▶ _RECORD EXTRACTS_
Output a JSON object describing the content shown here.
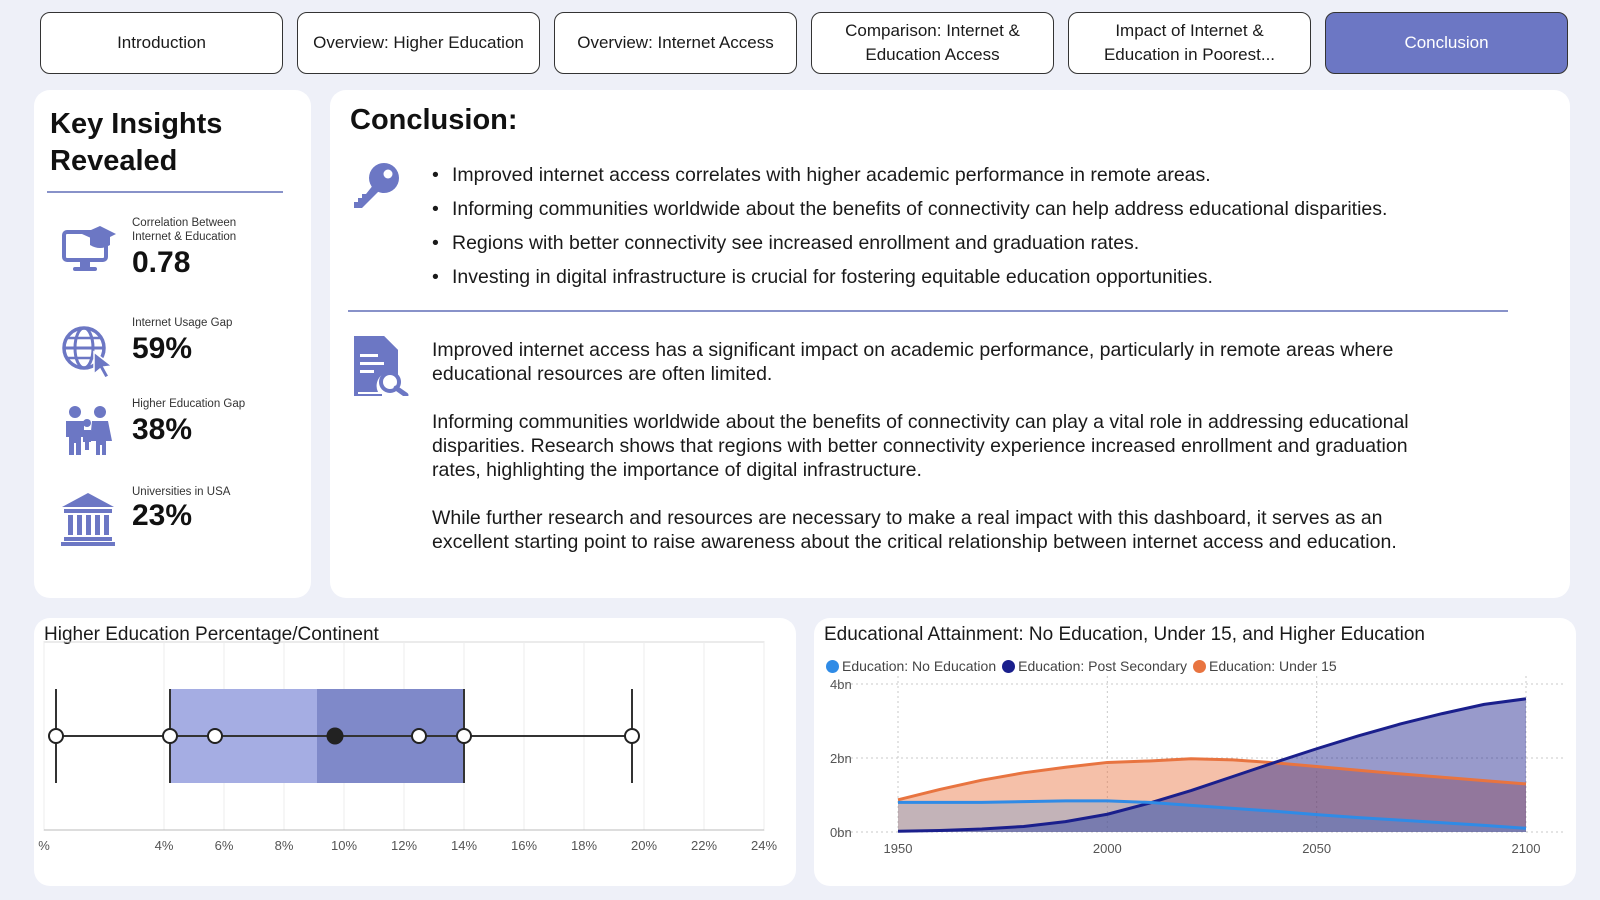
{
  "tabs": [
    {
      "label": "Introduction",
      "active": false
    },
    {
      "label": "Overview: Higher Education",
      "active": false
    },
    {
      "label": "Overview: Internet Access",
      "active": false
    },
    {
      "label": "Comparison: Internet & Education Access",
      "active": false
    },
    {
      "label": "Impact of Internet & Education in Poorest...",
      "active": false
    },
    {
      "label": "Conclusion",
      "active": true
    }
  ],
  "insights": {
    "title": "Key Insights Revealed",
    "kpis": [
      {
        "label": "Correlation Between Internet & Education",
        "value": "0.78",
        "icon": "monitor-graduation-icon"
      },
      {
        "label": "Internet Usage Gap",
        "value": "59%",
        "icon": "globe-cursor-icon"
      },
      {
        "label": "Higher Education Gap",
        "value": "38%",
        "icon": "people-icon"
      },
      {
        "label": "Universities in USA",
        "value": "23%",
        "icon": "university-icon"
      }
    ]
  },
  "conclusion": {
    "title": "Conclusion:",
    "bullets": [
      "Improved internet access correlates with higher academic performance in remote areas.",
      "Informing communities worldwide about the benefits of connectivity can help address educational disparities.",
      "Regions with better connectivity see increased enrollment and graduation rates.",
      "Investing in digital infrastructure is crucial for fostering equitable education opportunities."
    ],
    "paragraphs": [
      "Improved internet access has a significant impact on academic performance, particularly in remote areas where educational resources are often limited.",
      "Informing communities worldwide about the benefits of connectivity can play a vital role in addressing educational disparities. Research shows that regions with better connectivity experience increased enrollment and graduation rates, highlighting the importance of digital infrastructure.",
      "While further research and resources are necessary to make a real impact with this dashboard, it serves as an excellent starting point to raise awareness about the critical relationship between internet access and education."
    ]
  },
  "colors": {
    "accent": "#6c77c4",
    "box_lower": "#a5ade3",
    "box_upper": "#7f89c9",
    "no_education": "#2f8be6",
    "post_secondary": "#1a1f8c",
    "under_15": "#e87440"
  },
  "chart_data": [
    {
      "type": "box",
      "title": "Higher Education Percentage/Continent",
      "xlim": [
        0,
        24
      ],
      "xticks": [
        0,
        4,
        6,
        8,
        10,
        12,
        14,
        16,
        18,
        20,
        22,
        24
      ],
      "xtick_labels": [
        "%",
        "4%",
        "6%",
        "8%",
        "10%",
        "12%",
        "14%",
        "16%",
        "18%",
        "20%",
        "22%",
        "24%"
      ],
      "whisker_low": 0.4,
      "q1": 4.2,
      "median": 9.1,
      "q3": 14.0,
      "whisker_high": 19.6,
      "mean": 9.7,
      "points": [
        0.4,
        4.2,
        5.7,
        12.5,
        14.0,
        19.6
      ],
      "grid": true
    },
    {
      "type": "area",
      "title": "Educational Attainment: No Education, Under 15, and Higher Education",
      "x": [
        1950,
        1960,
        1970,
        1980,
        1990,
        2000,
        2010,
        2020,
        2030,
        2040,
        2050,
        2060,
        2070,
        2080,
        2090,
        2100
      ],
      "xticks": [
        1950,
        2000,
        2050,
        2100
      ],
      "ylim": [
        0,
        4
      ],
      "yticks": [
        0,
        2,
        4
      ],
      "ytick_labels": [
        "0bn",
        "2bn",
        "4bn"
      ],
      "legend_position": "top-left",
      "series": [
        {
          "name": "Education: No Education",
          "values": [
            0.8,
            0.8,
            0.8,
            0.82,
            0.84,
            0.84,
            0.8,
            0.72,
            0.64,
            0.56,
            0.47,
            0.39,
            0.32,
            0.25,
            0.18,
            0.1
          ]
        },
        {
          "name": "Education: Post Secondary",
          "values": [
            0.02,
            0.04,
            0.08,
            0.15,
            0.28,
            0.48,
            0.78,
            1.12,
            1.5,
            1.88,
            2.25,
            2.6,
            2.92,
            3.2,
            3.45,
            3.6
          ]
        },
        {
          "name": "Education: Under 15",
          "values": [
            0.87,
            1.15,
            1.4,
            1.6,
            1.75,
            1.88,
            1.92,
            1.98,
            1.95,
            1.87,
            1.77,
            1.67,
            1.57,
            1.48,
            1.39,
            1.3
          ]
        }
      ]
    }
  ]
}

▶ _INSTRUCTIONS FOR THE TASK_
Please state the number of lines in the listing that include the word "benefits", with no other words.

▶ _EXERCISE RESULT_
2